#1: Where your kid will sleep. Whether it’s a triple or a double, whether it overlooks the football field or the Boston Common, whether it has a lock or a code entry, all dorms are pretty much the same.
Chances are, you won’t choose a college based on the housing, but rather, the lack thereof. If the likelihood that your kid will roll out of bed and head to class depends on how close he or she lives in relation to class, ask your tour guide the question: “Is housing guaranteed all four years?” If the answer is no, find out where kids are commuting in from and whether it’s by foot, by school shuttle bus, or on a subway packed with commuters, when determining if where your kid will sleep affects your decision to apply.
#2 Where your kid will eat. Most campuses have at least one cafeteria where your kid can use the school food card, which will be named after the mascot. Your guide will say, “You can use your Porcupine-bucks here!” as you pass by a huge cafeteria filled with the hockey team or a Starbucks tucked in the corner of the science lab.
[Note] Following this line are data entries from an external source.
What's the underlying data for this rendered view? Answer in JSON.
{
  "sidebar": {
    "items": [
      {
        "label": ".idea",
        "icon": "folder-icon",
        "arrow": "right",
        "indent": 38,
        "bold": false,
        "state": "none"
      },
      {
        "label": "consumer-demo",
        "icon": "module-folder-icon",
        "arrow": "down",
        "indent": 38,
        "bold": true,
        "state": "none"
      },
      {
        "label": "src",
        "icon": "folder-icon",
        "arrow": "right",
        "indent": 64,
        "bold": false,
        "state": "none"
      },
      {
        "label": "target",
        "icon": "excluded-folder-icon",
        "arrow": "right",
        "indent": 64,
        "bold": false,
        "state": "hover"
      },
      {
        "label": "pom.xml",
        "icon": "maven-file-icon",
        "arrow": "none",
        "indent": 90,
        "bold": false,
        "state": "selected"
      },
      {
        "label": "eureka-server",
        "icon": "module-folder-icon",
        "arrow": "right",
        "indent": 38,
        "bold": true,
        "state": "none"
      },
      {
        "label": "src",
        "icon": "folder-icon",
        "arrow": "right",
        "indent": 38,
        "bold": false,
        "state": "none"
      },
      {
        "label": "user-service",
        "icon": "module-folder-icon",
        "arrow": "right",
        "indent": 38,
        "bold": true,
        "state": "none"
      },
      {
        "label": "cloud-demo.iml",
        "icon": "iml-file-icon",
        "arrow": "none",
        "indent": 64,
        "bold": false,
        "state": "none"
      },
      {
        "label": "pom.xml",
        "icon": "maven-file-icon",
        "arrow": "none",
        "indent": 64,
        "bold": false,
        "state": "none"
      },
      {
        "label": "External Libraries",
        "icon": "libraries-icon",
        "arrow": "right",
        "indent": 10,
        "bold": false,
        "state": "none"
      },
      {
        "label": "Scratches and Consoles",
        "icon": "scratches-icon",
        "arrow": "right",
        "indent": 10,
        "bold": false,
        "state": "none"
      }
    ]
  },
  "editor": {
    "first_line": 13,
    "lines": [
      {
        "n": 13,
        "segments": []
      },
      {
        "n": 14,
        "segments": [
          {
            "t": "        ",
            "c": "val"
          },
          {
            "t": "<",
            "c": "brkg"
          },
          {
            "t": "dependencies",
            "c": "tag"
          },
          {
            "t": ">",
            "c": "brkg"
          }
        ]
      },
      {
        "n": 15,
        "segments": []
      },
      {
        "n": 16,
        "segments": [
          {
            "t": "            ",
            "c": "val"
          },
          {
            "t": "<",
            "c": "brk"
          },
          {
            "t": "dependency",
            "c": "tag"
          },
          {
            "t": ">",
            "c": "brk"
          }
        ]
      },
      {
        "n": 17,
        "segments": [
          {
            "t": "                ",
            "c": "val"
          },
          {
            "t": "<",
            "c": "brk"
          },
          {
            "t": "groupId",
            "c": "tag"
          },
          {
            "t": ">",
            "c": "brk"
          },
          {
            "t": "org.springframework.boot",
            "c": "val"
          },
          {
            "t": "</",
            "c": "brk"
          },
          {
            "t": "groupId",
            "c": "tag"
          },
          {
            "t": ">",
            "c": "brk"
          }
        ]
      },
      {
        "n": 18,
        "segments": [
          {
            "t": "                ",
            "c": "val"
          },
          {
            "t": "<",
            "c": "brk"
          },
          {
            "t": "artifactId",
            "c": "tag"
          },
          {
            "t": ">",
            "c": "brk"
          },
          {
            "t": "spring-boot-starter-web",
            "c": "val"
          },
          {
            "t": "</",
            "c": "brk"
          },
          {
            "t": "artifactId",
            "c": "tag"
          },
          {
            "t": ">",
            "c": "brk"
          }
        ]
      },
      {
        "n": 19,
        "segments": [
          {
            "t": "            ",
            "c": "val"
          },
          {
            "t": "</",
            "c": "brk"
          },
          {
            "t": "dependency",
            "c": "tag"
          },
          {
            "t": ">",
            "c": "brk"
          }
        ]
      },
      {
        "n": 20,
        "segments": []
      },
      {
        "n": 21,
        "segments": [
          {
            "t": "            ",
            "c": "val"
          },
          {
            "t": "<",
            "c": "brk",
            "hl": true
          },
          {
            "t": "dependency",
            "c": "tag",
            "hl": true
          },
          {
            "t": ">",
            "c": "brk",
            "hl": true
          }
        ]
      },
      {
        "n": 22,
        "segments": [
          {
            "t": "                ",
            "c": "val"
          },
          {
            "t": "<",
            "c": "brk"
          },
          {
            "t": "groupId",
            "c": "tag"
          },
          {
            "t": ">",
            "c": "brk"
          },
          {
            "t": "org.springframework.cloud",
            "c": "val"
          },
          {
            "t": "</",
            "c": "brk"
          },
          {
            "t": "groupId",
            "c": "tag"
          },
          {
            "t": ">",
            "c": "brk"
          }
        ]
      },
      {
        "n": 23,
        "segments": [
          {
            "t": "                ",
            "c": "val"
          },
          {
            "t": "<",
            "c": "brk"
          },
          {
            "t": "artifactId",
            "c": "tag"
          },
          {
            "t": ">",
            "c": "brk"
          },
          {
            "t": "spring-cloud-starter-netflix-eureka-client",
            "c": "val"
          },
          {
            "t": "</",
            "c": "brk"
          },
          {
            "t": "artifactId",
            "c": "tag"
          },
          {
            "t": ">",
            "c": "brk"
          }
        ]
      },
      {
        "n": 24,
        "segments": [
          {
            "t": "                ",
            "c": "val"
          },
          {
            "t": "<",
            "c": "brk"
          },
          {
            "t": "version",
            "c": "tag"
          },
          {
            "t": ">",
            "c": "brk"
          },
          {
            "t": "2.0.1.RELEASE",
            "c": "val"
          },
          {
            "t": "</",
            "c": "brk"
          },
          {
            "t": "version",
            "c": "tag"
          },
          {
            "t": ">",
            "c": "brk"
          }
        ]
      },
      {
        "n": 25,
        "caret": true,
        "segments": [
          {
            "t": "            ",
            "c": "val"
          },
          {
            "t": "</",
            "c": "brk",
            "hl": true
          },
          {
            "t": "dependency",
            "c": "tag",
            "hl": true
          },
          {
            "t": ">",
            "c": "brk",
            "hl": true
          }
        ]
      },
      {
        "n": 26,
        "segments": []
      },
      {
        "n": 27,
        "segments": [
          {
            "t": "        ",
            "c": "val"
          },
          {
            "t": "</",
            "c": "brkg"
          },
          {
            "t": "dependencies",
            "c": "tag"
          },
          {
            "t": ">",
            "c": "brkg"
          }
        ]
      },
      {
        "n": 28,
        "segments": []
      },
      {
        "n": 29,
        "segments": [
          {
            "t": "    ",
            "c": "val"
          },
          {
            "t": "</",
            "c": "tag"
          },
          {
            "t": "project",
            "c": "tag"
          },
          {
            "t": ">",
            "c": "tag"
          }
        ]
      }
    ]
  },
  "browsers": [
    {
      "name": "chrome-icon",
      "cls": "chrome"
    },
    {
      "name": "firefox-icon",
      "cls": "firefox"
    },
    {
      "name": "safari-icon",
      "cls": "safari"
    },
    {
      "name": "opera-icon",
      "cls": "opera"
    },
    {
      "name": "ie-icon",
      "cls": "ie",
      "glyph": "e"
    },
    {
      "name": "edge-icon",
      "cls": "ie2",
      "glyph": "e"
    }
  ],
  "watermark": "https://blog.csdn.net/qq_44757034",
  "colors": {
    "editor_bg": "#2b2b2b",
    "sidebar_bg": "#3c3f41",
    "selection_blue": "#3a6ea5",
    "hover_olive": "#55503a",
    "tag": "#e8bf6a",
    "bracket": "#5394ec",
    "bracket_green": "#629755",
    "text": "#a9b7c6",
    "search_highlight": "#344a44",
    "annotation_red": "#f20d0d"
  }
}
Where your kid will eat matters most on rural campuses where there are no Chipotles or Dunkin Donuts or grocery stores down the street to help fill up between meals. It also matters if you have an athlete who chows down a lot or a picky eater who doesn’t.
Where your kid will eat is affected by where he or she will sleep, because some dorm suites and all off campus housing have kitchens. What matters then is if your kid can cook, and if not, if he or she can subsist on instant noodle soup and popcorn for eight months.
#3 Where your kid will learn. This is the one that always matters, because it’s where your tuition money–which could buy a house– goes. Your guide will talk about student-teacher ratios, which means that your kid will either be in a lecture hall with 200 kids or a classroom with 20. The higher the ratio, the greater the likelihood he or she will play Candy Crush or Fifa on the phone during class.
What also matters is the types of majors and whether those appeal to your kid. Also, whether the school has the latest gadgets and goodies to support those majors (think: film editing equipment, science labs, laptops, etc.).
If there’s one two-part question you should absolutely ask your guide, it’s this: What percentage of students graduate with jobs and how long did it take them to graduate? The smaller the percentage of job-getters and the higher the number of years at the school mean one thing: Where your kid goes to college matters. Where he or she sleeps and eats during that time is less important unless it has a significant impact on learning.
Photo credit: designpics